## Website and app data records
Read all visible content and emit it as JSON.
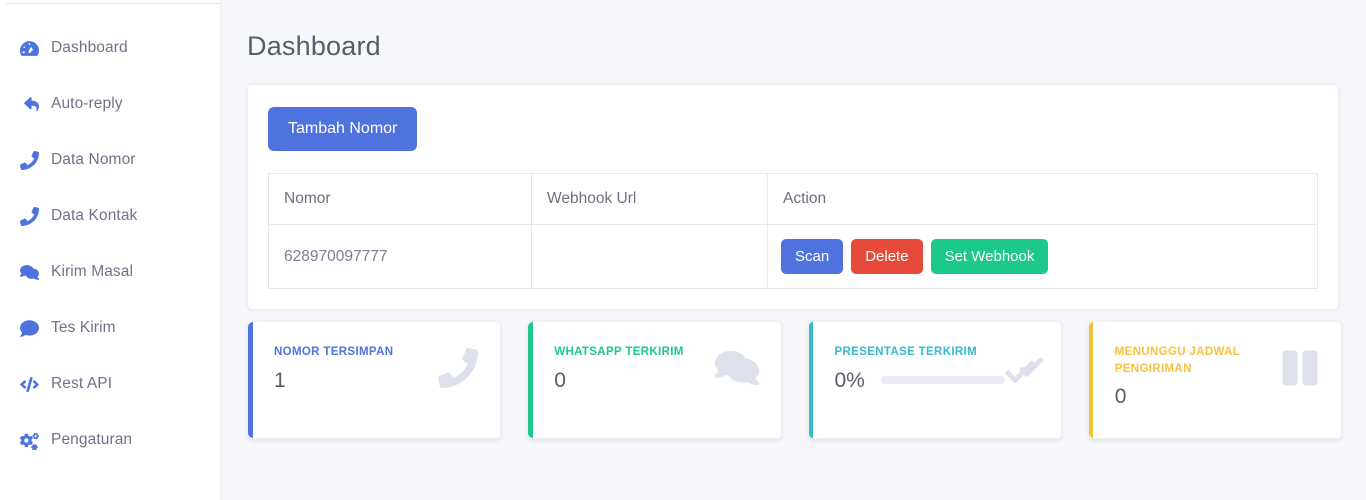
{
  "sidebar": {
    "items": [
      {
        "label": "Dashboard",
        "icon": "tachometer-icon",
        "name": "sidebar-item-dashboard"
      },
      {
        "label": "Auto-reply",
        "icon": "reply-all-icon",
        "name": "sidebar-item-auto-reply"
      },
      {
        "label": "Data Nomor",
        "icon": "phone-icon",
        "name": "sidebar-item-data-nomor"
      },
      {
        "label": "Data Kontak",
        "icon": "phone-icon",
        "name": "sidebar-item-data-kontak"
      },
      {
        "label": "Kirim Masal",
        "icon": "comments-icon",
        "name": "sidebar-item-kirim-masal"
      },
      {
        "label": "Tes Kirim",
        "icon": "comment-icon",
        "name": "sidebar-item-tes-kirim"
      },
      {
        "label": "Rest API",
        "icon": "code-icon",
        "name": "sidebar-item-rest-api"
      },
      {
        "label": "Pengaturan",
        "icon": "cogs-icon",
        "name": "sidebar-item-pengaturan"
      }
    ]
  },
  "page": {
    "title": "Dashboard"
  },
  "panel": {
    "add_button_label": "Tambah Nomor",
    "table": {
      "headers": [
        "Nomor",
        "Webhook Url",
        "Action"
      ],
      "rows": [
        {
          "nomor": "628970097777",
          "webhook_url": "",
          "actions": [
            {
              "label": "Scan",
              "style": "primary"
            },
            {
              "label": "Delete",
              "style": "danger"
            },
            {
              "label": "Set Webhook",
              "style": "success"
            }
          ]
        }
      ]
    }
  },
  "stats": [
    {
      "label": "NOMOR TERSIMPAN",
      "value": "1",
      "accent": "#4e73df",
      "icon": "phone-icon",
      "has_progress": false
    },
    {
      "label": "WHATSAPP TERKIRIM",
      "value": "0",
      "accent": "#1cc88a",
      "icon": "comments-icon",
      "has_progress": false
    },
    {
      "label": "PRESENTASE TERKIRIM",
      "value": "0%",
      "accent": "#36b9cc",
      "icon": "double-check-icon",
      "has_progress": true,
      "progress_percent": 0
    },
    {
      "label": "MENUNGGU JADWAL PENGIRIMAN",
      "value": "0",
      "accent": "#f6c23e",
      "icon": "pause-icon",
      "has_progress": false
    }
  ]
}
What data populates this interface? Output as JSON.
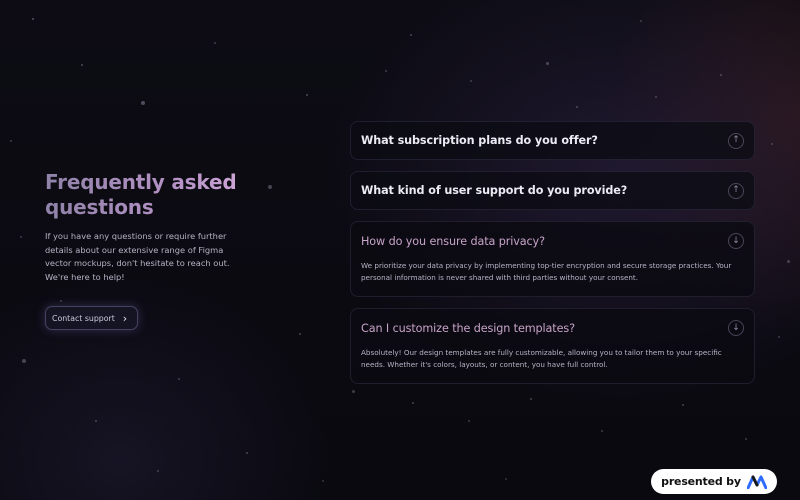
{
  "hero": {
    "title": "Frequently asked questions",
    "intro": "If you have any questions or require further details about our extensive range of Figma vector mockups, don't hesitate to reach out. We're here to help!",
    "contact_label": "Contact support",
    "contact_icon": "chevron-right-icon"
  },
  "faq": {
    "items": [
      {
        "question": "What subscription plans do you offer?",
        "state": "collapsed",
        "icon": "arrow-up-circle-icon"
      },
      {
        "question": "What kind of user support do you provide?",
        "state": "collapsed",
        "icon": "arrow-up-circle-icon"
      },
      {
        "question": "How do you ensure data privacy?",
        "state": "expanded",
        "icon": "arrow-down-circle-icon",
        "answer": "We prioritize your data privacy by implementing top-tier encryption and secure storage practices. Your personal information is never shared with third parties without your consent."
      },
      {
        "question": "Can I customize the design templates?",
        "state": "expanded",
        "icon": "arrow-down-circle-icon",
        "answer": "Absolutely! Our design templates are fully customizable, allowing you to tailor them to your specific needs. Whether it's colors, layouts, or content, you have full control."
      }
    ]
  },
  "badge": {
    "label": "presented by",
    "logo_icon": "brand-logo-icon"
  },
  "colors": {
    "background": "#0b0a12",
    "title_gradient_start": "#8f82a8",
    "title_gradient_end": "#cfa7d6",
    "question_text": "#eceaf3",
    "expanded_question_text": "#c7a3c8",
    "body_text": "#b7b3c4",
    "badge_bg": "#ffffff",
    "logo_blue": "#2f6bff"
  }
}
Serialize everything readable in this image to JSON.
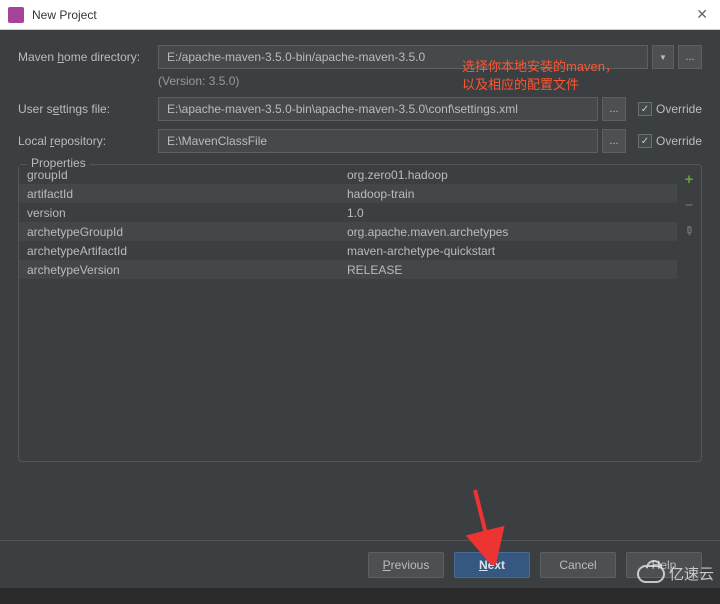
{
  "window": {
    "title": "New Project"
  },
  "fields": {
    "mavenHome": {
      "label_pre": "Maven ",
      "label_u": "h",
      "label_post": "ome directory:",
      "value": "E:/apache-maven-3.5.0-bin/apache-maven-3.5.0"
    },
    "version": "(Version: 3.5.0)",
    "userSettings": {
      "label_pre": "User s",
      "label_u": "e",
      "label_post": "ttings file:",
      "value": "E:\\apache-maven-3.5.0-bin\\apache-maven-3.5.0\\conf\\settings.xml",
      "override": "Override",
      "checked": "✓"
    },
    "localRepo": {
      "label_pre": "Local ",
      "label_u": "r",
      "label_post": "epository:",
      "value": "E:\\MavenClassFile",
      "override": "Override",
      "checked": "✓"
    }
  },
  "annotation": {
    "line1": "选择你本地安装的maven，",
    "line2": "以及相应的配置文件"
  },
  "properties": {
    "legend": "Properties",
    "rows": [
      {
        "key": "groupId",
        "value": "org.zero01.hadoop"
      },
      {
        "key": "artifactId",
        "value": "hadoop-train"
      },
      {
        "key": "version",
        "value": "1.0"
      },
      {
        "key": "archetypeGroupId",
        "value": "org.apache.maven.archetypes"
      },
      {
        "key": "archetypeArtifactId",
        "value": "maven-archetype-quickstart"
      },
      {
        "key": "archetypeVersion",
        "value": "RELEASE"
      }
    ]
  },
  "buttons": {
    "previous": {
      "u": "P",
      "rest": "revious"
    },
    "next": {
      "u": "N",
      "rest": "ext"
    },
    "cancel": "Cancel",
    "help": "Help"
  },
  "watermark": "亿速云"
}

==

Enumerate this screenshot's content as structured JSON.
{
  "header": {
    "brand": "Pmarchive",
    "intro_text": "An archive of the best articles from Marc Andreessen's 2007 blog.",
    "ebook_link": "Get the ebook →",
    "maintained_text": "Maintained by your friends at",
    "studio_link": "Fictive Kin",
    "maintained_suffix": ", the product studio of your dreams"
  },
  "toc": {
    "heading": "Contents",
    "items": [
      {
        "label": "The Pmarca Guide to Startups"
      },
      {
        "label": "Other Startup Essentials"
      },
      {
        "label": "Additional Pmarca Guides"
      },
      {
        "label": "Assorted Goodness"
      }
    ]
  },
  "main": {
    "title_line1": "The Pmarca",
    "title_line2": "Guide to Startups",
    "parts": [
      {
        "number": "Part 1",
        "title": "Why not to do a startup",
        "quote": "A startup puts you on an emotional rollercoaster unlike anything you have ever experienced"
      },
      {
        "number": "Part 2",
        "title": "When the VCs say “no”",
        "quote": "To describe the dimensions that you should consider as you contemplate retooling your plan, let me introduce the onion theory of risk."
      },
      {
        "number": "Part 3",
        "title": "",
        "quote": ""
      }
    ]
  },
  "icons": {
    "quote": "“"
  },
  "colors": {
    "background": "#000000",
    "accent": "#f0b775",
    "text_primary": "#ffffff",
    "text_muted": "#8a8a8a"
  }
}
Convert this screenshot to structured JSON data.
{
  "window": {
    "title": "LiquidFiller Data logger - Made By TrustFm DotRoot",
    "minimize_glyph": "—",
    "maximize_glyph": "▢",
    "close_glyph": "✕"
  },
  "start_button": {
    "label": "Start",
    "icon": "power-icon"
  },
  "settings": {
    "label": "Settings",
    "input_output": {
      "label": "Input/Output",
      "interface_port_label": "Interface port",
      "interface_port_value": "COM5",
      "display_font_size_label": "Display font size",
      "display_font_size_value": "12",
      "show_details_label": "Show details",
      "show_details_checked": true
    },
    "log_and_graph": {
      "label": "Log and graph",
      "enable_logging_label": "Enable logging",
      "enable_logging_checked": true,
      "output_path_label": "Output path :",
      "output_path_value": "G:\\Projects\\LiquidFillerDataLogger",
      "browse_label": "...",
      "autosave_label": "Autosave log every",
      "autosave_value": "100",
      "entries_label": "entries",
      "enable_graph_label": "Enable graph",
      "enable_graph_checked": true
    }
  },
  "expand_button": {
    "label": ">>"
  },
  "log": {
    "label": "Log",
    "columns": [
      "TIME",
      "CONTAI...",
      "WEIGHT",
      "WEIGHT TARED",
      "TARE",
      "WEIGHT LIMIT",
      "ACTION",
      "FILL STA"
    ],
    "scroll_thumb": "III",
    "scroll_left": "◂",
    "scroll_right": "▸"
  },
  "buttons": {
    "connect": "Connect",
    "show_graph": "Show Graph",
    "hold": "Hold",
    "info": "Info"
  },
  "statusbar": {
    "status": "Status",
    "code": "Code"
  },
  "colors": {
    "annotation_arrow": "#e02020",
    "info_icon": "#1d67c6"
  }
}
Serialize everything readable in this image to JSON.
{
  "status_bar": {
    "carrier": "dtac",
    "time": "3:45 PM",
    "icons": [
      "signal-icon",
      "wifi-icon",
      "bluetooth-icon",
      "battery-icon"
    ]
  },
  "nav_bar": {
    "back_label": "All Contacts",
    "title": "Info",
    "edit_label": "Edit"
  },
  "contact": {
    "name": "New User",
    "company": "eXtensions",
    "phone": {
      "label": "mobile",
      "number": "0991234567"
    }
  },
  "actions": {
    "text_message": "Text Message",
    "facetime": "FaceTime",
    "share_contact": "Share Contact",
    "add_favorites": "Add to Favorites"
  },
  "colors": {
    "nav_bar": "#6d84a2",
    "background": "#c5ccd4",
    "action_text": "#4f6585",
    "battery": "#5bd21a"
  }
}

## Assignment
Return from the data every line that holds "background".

## Exercise response
    "background": "#0b0a12",
    "background": "#000000",
    "background": "#c5ccd4",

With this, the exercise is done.